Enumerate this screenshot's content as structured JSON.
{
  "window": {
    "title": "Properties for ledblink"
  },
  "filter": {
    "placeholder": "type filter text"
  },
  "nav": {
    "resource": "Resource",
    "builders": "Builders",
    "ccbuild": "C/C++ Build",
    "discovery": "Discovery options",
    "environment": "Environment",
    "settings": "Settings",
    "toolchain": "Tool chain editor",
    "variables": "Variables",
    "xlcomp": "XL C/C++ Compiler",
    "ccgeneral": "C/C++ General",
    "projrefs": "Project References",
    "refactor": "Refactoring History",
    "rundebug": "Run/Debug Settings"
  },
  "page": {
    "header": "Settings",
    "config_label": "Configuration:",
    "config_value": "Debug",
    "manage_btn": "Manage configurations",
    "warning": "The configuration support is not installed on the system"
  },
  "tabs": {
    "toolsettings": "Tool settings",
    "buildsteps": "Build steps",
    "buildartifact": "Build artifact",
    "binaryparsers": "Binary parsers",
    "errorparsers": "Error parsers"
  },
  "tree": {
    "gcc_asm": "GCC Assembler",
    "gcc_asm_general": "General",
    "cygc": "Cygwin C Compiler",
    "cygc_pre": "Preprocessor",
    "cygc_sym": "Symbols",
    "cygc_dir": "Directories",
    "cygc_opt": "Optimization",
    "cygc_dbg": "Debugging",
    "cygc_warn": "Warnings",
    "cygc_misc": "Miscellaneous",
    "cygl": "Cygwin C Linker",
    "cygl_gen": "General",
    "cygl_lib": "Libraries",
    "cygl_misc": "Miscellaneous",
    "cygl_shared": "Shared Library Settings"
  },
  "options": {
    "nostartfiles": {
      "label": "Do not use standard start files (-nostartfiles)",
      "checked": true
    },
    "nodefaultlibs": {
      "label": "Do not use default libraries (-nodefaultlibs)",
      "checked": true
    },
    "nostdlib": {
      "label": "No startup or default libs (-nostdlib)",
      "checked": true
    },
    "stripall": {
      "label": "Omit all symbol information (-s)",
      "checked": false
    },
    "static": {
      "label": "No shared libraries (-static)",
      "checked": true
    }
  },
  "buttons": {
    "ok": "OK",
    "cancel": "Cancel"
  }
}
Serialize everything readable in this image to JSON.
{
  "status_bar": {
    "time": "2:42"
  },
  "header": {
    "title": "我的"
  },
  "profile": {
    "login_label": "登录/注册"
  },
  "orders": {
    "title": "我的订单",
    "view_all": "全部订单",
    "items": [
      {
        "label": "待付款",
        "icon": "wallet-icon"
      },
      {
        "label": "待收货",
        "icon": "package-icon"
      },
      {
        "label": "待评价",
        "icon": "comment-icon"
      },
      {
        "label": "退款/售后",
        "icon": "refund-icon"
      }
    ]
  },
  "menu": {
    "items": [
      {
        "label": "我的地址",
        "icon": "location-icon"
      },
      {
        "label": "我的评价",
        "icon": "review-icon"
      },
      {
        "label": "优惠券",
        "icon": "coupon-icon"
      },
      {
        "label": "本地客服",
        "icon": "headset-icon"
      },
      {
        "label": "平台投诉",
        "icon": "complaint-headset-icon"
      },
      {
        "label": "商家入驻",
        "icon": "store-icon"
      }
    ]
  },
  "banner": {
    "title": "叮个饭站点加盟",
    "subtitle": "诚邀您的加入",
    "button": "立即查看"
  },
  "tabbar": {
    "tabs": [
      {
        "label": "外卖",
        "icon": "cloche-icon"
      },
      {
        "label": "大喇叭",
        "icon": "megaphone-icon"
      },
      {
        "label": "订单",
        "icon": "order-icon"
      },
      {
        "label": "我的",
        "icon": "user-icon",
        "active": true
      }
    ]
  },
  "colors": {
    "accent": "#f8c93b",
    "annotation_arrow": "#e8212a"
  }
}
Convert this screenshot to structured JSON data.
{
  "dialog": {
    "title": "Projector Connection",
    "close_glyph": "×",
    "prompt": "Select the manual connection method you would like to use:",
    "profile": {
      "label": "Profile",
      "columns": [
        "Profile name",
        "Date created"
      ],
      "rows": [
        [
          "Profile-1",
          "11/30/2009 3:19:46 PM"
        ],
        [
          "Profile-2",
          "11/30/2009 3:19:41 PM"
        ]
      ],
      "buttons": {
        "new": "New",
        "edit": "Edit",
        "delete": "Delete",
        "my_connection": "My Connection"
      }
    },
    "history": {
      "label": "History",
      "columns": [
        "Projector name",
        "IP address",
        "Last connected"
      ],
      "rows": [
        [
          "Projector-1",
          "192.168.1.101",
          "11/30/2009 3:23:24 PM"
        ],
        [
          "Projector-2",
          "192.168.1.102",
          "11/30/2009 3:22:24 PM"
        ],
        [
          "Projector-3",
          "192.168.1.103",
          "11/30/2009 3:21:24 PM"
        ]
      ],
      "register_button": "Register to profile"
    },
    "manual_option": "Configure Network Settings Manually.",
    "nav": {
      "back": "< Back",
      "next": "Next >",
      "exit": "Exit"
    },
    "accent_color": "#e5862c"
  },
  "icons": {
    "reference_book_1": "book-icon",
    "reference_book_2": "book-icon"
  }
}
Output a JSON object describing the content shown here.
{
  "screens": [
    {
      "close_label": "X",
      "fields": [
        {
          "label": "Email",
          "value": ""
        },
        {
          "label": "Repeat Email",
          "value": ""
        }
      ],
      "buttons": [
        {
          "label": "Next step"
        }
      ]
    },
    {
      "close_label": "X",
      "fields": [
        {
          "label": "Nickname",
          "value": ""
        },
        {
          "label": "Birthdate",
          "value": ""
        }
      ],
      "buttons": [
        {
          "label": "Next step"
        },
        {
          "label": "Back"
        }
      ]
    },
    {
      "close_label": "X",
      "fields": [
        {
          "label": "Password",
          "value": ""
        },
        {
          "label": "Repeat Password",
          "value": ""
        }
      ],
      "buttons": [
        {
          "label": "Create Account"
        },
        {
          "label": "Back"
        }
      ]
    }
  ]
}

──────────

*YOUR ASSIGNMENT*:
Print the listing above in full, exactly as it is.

*TASK SOLUTION*:
Enumerate this screenshot's content as structured JSON.
{
  "window": {
    "title": "Properties for ledblink"
  },
  "filter": {
    "placeholder": "type filter text"
  },
  "nav": {
    "resource": "Resource",
    "builders": "Builders",
    "ccbuild": "C/C++ Build",
    "discovery": "Discovery options",
    "environment": "Environment",
    "settings": "Settings",
    "toolchain": "Tool chain editor",
    "variables": "Variables",
    "xlcomp": "XL C/C++ Compiler",
    "ccgeneral": "C/C++ General",
    "projrefs": "Project References",
    "refactor": "Refactoring History",
    "rundebug": "Run/Debug Settings"
  },
  "page": {
    "header": "Settings",
    "config_label": "Configuration:",
    "config_value": "Debug",
    "manage_btn": "Manage configurations",
    "warning": "The configuration support is not installed on the system"
  },
  "tabs": {
    "toolsettings": "Tool settings",
    "buildsteps": "Build steps",
    "buildartifact": "Build artifact",
    "binaryparsers": "Binary parsers",
    "errorparsers": "Error parsers"
  },
  "tree": {
    "gcc_asm": "GCC Assembler",
    "gcc_asm_general": "General",
    "cygc": "Cygwin C Compiler",
    "cygc_pre": "Preprocessor",
    "cygc_sym": "Symbols",
    "cygc_dir": "Directories",
    "cygc_opt": "Optimization",
    "cygc_dbg": "Debugging",
    "cygc_warn": "Warnings",
    "cygc_misc": "Miscellaneous",
    "cygl": "Cygwin C Linker",
    "cygl_gen": "General",
    "cygl_lib": "Libraries",
    "cygl_misc": "Miscellaneous",
    "cygl_shared": "Shared Library Settings"
  },
  "options": {
    "nostartfiles": {
      "label": "Do not use standard start files (-nostartfiles)",
      "checked": true
    },
    "nodefaultlibs": {
      "label": "Do not use default libraries (-nodefaultlibs)",
      "checked": true
    },
    "nostdlib": {
      "label": "No startup or default libs (-nostdlib)",
      "checked": true
    },
    "stripall": {
      "label": "Omit all symbol information (-s)",
      "checked": false
    },
    "static": {
      "label": "No shared libraries (-static)",
      "checked": true
    }
  },
  "buttons": {
    "ok": "OK",
    "cancel": "Cancel"
  }
}
Serialize everything readable in this image to JSON.
{
  "status_bar": {
    "time": "2:42"
  },
  "header": {
    "title": "我的"
  },
  "profile": {
    "login_label": "登录/注册"
  },
  "orders": {
    "title": "我的订单",
    "view_all": "全部订单",
    "items": [
      {
        "label": "待付款",
        "icon": "wallet-icon"
      },
      {
        "label": "待收货",
        "icon": "package-icon"
      },
      {
        "label": "待评价",
        "icon": "comment-icon"
      },
      {
        "label": "退款/售后",
        "icon": "refund-icon"
      }
    ]
  },
  "menu": {
    "items": [
      {
        "label": "我的地址",
        "icon": "location-icon"
      },
      {
        "label": "我的评价",
        "icon": "review-icon"
      },
      {
        "label": "优惠券",
        "icon": "coupon-icon"
      },
      {
        "label": "本地客服",
        "icon": "headset-icon"
      },
      {
        "label": "平台投诉",
        "icon": "complaint-headset-icon"
      },
      {
        "label": "商家入驻",
        "icon": "store-icon"
      }
    ]
  },
  "banner": {
    "title": "叮个饭站点加盟",
    "subtitle": "诚邀您的加入",
    "button": "立即查看"
  },
  "tabbar": {
    "tabs": [
      {
        "label": "外卖",
        "icon": "cloche-icon"
      },
      {
        "label": "大喇叭",
        "icon": "megaphone-icon"
      },
      {
        "label": "订单",
        "icon": "order-icon"
      },
      {
        "label": "我的",
        "icon": "user-icon",
        "active": true
      }
    ]
  },
  "colors": {
    "accent": "#f8c93b",
    "annotation_arrow": "#e8212a"
  }
}
Convert this screenshot to structured JSON data.
{
  "dialog": {
    "title": "Projector Connection",
    "close_glyph": "×",
    "prompt": "Select the manual connection method you would like to use:",
    "profile": {
      "label": "Profile",
      "columns": [
        "Profile name",
        "Date created"
      ],
      "rows": [
        [
          "Profile-1",
          "11/30/2009 3:19:46 PM"
        ],
        [
          "Profile-2",
          "11/30/2009 3:19:41 PM"
        ]
      ],
      "buttons": {
        "new": "New",
        "edit": "Edit",
        "delete": "Delete",
        "my_connection": "My Connection"
      }
    },
    "history": {
      "label": "History",
      "columns": [
        "Projector name",
        "IP address",
        "Last connected"
      ],
      "rows": [
        [
          "Projector-1",
          "192.168.1.101",
          "11/30/2009 3:23:24 PM"
        ],
        [
          "Projector-2",
          "192.168.1.102",
          "11/30/2009 3:22:24 PM"
        ],
        [
          "Projector-3",
          "192.168.1.103",
          "11/30/2009 3:21:24 PM"
        ]
      ],
      "register_button": "Register to profile"
    },
    "manual_option": "Configure Network Settings Manually.",
    "nav": {
      "back": "< Back",
      "next": "Next >",
      "exit": "Exit"
    },
    "accent_color": "#e5862c"
  },
  "icons": {
    "reference_book_1": "book-icon",
    "reference_book_2": "book-icon"
  }
}
Output a JSON object describing the content shown here.
{
  "screens": [
    {
      "close_label": "X",
      "fields": [
        {
          "label": "Email",
          "value": ""
        },
        {
          "label": "Repeat Email",
          "value": ""
        }
      ],
      "buttons": [
        {
          "label": "Next step"
        }
      ]
    },
    {
      "close_label": "X",
      "fields": [
        {
          "label": "Nickname",
          "value": ""
        },
        {
          "label": "Birthdate",
          "value": ""
        }
      ],
      "buttons": [
        {
          "label": "Next step"
        },
        {
          "label": "Back"
        }
      ]
    },
    {
      "close_label": "X",
      "fields": [
        {
          "label": "Password",
          "value": ""
        },
        {
          "label": "Repeat Password",
          "value": ""
        }
      ],
      "buttons": [
        {
          "label": "Create Account"
        },
        {
          "label": "Back"
        }
      ]
    }
  ]
}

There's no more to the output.